[[ Given records, beginning ]]

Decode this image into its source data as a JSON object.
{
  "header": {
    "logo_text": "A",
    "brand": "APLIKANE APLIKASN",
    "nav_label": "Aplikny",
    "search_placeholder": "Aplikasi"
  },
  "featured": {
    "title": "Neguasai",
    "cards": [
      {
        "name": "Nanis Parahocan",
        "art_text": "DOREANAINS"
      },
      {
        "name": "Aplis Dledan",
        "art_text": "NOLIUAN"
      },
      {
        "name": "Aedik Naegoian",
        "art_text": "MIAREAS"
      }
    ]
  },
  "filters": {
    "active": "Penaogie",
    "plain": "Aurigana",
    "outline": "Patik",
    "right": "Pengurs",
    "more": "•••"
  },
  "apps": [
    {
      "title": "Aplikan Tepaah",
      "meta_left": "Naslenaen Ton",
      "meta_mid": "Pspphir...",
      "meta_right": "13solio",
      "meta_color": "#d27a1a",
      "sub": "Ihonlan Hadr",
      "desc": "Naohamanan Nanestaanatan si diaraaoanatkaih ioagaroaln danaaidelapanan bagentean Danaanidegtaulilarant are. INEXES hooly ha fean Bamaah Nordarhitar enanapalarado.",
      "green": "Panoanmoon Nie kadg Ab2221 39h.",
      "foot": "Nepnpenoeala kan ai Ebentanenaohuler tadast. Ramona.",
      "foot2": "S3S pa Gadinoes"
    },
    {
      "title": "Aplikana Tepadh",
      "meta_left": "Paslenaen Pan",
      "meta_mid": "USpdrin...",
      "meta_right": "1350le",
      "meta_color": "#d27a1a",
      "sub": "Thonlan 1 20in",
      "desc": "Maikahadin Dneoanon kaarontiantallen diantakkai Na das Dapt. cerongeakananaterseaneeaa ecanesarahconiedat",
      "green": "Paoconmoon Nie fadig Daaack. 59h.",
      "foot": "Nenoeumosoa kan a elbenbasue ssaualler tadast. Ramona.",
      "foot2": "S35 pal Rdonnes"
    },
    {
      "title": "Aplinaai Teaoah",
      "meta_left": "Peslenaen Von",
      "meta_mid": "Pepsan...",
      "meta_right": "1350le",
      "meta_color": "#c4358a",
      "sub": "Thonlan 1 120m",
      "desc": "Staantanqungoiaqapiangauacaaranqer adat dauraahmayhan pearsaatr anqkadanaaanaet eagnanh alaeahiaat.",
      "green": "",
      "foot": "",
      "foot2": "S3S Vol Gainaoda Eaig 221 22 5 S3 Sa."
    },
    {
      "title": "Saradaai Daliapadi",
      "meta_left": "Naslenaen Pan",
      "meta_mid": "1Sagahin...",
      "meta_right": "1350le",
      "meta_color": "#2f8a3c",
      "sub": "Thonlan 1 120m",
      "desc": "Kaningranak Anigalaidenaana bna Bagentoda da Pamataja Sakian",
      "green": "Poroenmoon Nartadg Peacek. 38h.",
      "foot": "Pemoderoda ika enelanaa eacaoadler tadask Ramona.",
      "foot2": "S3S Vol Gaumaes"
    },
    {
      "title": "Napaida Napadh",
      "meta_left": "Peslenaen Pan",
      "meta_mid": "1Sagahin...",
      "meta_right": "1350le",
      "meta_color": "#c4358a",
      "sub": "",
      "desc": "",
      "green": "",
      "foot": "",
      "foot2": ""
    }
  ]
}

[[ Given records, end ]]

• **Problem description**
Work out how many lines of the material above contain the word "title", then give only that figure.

• **Response to this exercise**
6